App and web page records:
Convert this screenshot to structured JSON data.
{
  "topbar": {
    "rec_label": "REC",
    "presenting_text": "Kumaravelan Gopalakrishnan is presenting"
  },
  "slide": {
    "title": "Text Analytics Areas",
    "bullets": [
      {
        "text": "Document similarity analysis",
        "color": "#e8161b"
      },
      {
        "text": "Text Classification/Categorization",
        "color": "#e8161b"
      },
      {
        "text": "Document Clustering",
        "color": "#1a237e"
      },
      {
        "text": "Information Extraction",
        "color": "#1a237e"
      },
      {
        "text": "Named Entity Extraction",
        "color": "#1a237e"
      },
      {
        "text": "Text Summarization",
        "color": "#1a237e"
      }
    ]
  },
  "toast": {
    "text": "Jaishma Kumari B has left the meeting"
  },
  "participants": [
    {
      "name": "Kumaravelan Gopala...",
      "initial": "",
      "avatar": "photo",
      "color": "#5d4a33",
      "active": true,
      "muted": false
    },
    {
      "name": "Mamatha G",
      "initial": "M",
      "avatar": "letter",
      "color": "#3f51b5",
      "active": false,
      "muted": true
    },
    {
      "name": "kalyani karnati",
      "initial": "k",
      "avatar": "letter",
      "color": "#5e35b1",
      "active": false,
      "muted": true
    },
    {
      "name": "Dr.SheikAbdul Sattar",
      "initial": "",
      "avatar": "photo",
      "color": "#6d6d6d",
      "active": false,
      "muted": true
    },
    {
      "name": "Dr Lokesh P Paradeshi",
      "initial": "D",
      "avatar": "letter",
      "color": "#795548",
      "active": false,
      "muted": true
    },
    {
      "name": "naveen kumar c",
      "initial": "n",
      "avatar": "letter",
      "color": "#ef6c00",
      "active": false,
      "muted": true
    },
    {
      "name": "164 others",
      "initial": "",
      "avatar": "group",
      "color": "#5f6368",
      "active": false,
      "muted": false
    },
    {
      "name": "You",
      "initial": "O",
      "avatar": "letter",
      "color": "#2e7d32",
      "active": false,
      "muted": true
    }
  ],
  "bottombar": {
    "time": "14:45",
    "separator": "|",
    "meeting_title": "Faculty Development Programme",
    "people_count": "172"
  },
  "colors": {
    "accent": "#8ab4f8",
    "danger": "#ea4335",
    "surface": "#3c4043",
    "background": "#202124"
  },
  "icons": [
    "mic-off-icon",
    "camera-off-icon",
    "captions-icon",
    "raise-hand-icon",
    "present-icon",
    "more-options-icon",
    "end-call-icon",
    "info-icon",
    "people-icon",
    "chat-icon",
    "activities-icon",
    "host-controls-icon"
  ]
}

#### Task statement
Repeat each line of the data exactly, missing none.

#### Solution for this task
Convert this screenshot to structured JSON data.
{
  "topbar": {
    "rec_label": "REC",
    "presenting_text": "Kumaravelan Gopalakrishnan is presenting"
  },
  "slide": {
    "title": "Text Analytics Areas",
    "bullets": [
      {
        "text": "Document similarity analysis",
        "color": "#e8161b"
      },
      {
        "text": "Text Classification/Categorization",
        "color": "#e8161b"
      },
      {
        "text": "Document Clustering",
        "color": "#1a237e"
      },
      {
        "text": "Information Extraction",
        "color": "#1a237e"
      },
      {
        "text": "Named Entity Extraction",
        "color": "#1a237e"
      },
      {
        "text": "Text Summarization",
        "color": "#1a237e"
      }
    ]
  },
  "toast": {
    "text": "Jaishma Kumari B has left the meeting"
  },
  "participants": [
    {
      "name": "Kumaravelan Gopala...",
      "initial": "",
      "avatar": "photo",
      "color": "#5d4a33",
      "active": true,
      "muted": false
    },
    {
      "name": "Mamatha G",
      "initial": "M",
      "avatar": "letter",
      "color": "#3f51b5",
      "active": false,
      "muted": true
    },
    {
      "name": "kalyani karnati",
      "initial": "k",
      "avatar": "letter",
      "color": "#5e35b1",
      "active": false,
      "muted": true
    },
    {
      "name": "Dr.SheikAbdul Sattar",
      "initial": "",
      "avatar": "photo",
      "color": "#6d6d6d",
      "active": false,
      "muted": true
    },
    {
      "name": "Dr Lokesh P Paradeshi",
      "initial": "D",
      "avatar": "letter",
      "color": "#795548",
      "active": false,
      "muted": true
    },
    {
      "name": "naveen kumar c",
      "initial": "n",
      "avatar": "letter",
      "color": "#ef6c00",
      "active": false,
      "muted": true
    },
    {
      "name": "164 others",
      "initial": "",
      "avatar": "group",
      "color": "#5f6368",
      "active": false,
      "muted": false
    },
    {
      "name": "You",
      "initial": "O",
      "avatar": "letter",
      "color": "#2e7d32",
      "active": false,
      "muted": true
    }
  ],
  "bottombar": {
    "time": "14:45",
    "separator": "|",
    "meeting_title": "Faculty Development Programme",
    "people_count": "172"
  },
  "colors": {
    "accent": "#8ab4f8",
    "danger": "#ea4335",
    "surface": "#3c4043",
    "background": "#202124"
  },
  "icons": [
    "mic-off-icon",
    "camera-off-icon",
    "captions-icon",
    "raise-hand-icon",
    "present-icon",
    "more-options-icon",
    "end-call-icon",
    "info-icon",
    "people-icon",
    "chat-icon",
    "activities-icon",
    "host-controls-icon"
  ]
}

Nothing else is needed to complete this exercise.